ELKHART — Elkhart Community Schools is prepared to make $2.5 million in reductions to next year’s budget proposal.
The school board approved the measure at Tuesday’s meeting at the recommendation of Interim Superintendent Mark Mow.
Mow said over the past decade, state support for students at Elkhart schools’ has increased less than two-tenths of a percent per year coupled with the loss of approximately 207 students at the beginning of the school year.
In 2010, he said the depth of the recession the state of Indiana cut approximately $300 million from K-12 education. The promise at that time, he said, was that it would be restored when the economy improved. The impact left ECS in a $3.9 million deficit.
“Unfortunately, those cuts were never restored,” he said.
Heading into 2019, Mow said if the district’s expenditures are maintained at current levels, it will exceed revenue.
“And that’s not a situation that’s sustainable,” he said. “The first step in addressing the financial situation is to reduce expenditures and that’s never easy or popular, but we’ll make every effort to minimize the direct impact on classroom instruction.”
The first recommendation was to cut $1.1 million in administrative costs. By taking this action, the district will reduce the number of administrators from 85 at the end of the 2016-17 school year to 74 at the end of the 2018-19 school year, Mow said.
In reducing positions, he explained that some vacant positions at the end of the school year will not be filled and some administrative positions will be reclassified.
Mow also recommended the district restructure and realign alternative programs at its elementary and middle schools reducing costs for a total of $250,000.
“I can assure the board in doing so we will maintain instructional programs and alternative programs at both those levels,” he said.
Next, he recommended that the district identify preparation periods that could be eliminated for approximately 50 teaching positions. Preparation periods are unassigned periods used for professional work to which a teacher may write lessons, grade papers, analyze student data or other professional responsibilities. The reduction forecast would be $450,000.
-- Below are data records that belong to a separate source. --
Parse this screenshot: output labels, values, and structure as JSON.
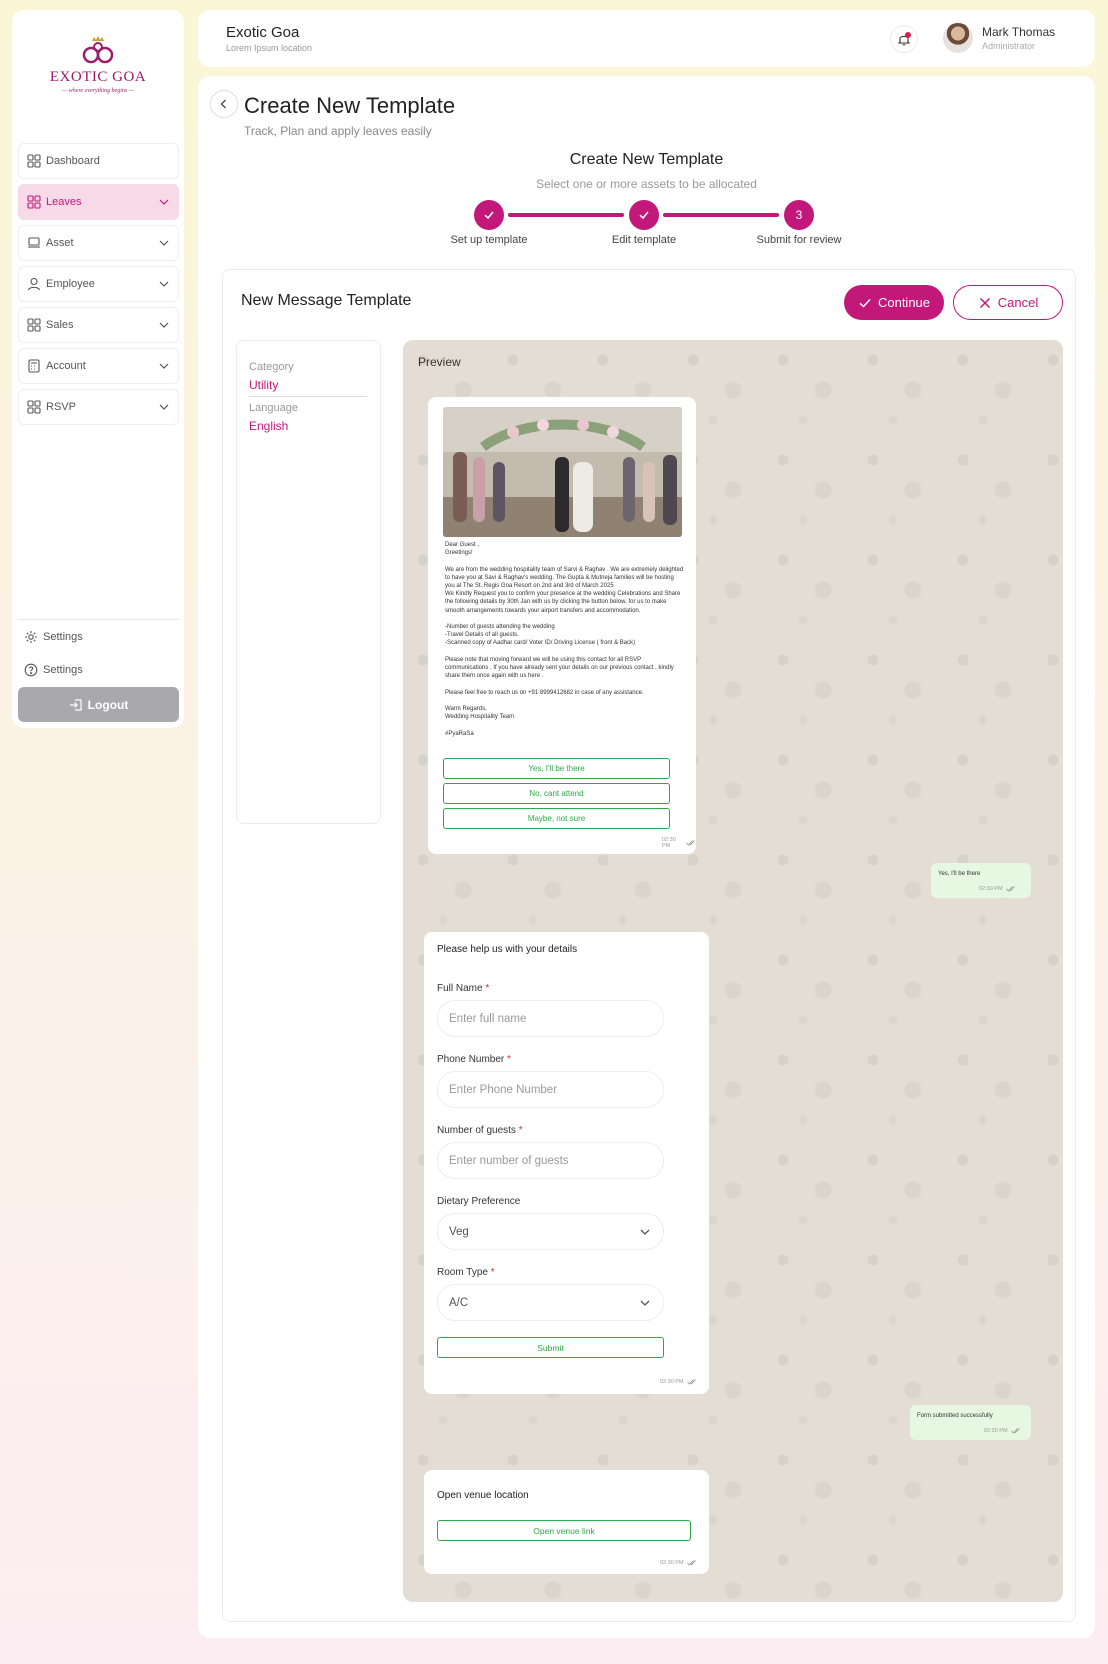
{
  "brand": {
    "logo_text": "EXOTIC GOA",
    "tagline": "— where everything begins —"
  },
  "sidebar": {
    "items": [
      {
        "label": "Dashboard",
        "icon": "grid-icon",
        "active": false,
        "has_chevron": false
      },
      {
        "label": "Leaves",
        "icon": "grid-icon",
        "active": true,
        "has_chevron": true
      },
      {
        "label": "Asset",
        "icon": "laptop-icon",
        "active": false,
        "has_chevron": true
      },
      {
        "label": "Employee",
        "icon": "user-icon",
        "active": false,
        "has_chevron": true
      },
      {
        "label": "Sales",
        "icon": "grid-icon",
        "active": false,
        "has_chevron": true
      },
      {
        "label": "Account",
        "icon": "calculator-icon",
        "active": false,
        "has_chevron": true
      },
      {
        "label": "RSVP",
        "icon": "grid-icon",
        "active": false,
        "has_chevron": true
      }
    ],
    "footer": {
      "settings_label": "Settings",
      "help_label": "Settings",
      "logout_label": "Logout"
    }
  },
  "topbar": {
    "org_name": "Exotic Goa",
    "org_location": "Lorem Ipsum location",
    "user_name": "Mark Thomas",
    "user_role": "Administrator"
  },
  "page": {
    "title": "Create New Template",
    "subtitle": "Track, Plan  and apply leaves easily"
  },
  "stepper": {
    "title": "Create New Template",
    "subtitle": "Select one or more assets to be allocated",
    "steps": [
      {
        "label": "Set up template",
        "status": "done",
        "number": "1"
      },
      {
        "label": "Edit template",
        "status": "done",
        "number": "2"
      },
      {
        "label": "Submit for review",
        "status": "current",
        "number": "3"
      }
    ]
  },
  "template": {
    "title": "New Message Template",
    "continue_label": "Continue",
    "cancel_label": "Cancel",
    "category_label": "Category",
    "category_value": "Utility",
    "language_label": "Language",
    "language_value": "English"
  },
  "preview": {
    "label": "Preview",
    "message_text": "Dear Guest ,\nGreetings!\n\nWe are from the wedding hospitality team of Sarvi & Raghav .  We are extremely delighted to have you at Savi & Raghav's wedding. The Gupta & Mutneja families will be hosting you at The St. Regis Goa Resort on 2nd and 3rd of March 2025\nWe Kindly Request you to confirm your presence at the wedding Celebrations and Share the following details by 30th Jan with us by clicking the button below, for us to make smooth arrangements towards your airport transfers and accommodation.\n\n-Number of guests attending the wedding\n-Travel Details of all guests.\n-Scanned copy of Aadhar card/ Voter ID/ Driving License ( front & Back)\n\nPlease note that moving forward we will be using this contact for all RSVP communications . If you have already sent your details on our previous contact , kindly share them once again with us here .\n\nPlease feel free to reach us on +91 8999412682 in case of any assistance.\n\nWarm Regards,\nWedding Hospitality Team\n\n#PyaRaSa",
    "quick_replies": [
      "Yes, I'll be there",
      "No, cant attend",
      "Maybe, not sure"
    ],
    "time": "02:30 PM",
    "reply_1": "Yes, I'll be there",
    "form": {
      "title": "Please help us with your details",
      "full_name_label": "Full Name",
      "full_name_placeholder": "Enter full name",
      "phone_label": "Phone Number",
      "phone_placeholder": "Enter Phone Number",
      "guests_label": "Number of guests",
      "guests_placeholder": "Enter number of guests",
      "dietary_label": "Dietary Preference",
      "dietary_value": "Veg",
      "room_label": "Room Type",
      "room_value": "A/C",
      "submit_label": "Submit",
      "required_mark": "*"
    },
    "reply_2": "Form submitted successfully",
    "venue_text": "Open venue location",
    "venue_button": "Open venue link"
  },
  "colors": {
    "accent": "#c2187a",
    "accent_light": "#f7d9e8",
    "whatsapp_green": "#2ea84a",
    "chat_bg": "#e3ddd3",
    "outgoing_bubble": "#e6f8e2"
  }
}
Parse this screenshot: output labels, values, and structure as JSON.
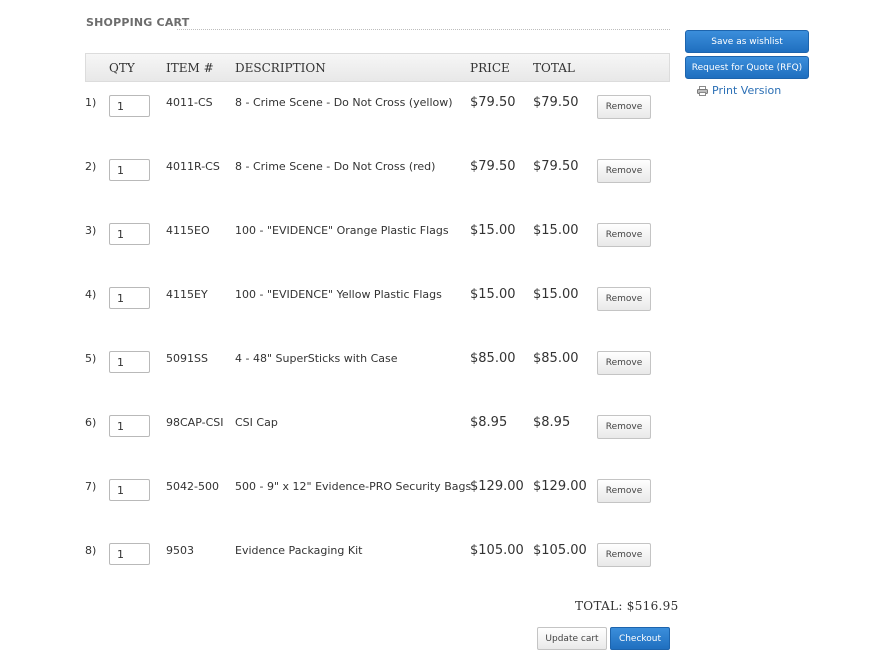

In addition to reducing administrative costs, Mow also recommended reducing a variety of other positions through attrition that would be primarily through resignations and retirements. There may be some instances when jobs can be combined, he said. This would save $500,000 in costs.
Rounding out the budget reductions were miscellaneous items in a number of categories totaling $200,000.
To help the district reach the goal, Board member Rodney Dale said the board members would each get a 10 percent reduction as well.
The board agreed and approved the reductions unanimously.